** Task brief **
Reproduce the records word for word, with nothing left out.

** Material for this task **
┄┄┄┄┄┄┄┄┄┄

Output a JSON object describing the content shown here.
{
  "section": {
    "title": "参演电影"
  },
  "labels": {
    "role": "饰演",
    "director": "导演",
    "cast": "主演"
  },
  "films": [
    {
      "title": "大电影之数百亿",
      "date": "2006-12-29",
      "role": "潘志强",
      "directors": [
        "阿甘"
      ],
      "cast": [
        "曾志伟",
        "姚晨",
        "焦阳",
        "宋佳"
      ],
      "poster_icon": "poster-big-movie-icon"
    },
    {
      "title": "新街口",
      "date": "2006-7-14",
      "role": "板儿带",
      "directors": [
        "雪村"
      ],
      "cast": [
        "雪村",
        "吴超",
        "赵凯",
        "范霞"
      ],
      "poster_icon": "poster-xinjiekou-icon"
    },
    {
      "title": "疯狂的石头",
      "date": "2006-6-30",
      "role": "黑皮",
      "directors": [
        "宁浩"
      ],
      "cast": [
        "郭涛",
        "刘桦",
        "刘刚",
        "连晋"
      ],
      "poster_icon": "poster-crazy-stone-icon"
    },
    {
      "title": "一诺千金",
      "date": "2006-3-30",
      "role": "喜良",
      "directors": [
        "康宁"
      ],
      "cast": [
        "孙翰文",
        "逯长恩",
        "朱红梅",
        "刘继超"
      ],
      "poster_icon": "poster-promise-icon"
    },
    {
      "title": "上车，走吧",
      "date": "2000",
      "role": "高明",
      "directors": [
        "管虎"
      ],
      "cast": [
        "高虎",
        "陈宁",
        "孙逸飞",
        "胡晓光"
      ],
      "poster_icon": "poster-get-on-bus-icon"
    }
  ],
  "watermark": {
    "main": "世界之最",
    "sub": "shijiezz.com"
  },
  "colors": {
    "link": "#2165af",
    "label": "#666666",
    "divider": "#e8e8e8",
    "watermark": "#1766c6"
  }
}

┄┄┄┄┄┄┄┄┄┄

** Response below **
Output a JSON object describing the content shown here.
{
  "section": {
    "title": "参演电影"
  },
  "labels": {
    "role": "饰演",
    "director": "导演",
    "cast": "主演"
  },
  "films": [
    {
      "title": "大电影之数百亿",
      "date": "2006-12-29",
      "role": "潘志强",
      "directors": [
        "阿甘"
      ],
      "cast": [
        "曾志伟",
        "姚晨",
        "焦阳",
        "宋佳"
      ],
      "poster_icon": "poster-big-movie-icon"
    },
    {
      "title": "新街口",
      "date": "2006-7-14",
      "role": "板儿带",
      "directors": [
        "雪村"
      ],
      "cast": [
        "雪村",
        "吴超",
        "赵凯",
        "范霞"
      ],
      "poster_icon": "poster-xinjiekou-icon"
    },
    {
      "title": "疯狂的石头",
      "date": "2006-6-30",
      "role": "黑皮",
      "directors": [
        "宁浩"
      ],
      "cast": [
        "郭涛",
        "刘桦",
        "刘刚",
        "连晋"
      ],
      "poster_icon": "poster-crazy-stone-icon"
    },
    {
      "title": "一诺千金",
      "date": "2006-3-30",
      "role": "喜良",
      "directors": [
        "康宁"
      ],
      "cast": [
        "孙翰文",
        "逯长恩",
        "朱红梅",
        "刘继超"
      ],
      "poster_icon": "poster-promise-icon"
    },
    {
      "title": "上车，走吧",
      "date": "2000",
      "role": "高明",
      "directors": [
        "管虎"
      ],
      "cast": [
        "高虎",
        "陈宁",
        "孙逸飞",
        "胡晓光"
      ],
      "poster_icon": "poster-get-on-bus-icon"
    }
  ],
  "watermark": {
    "main": "世界之最",
    "sub": "shijiezz.com"
  },
  "colors": {
    "link": "#2165af",
    "label": "#666666",
    "divider": "#e8e8e8",
    "watermark": "#1766c6"
  }
}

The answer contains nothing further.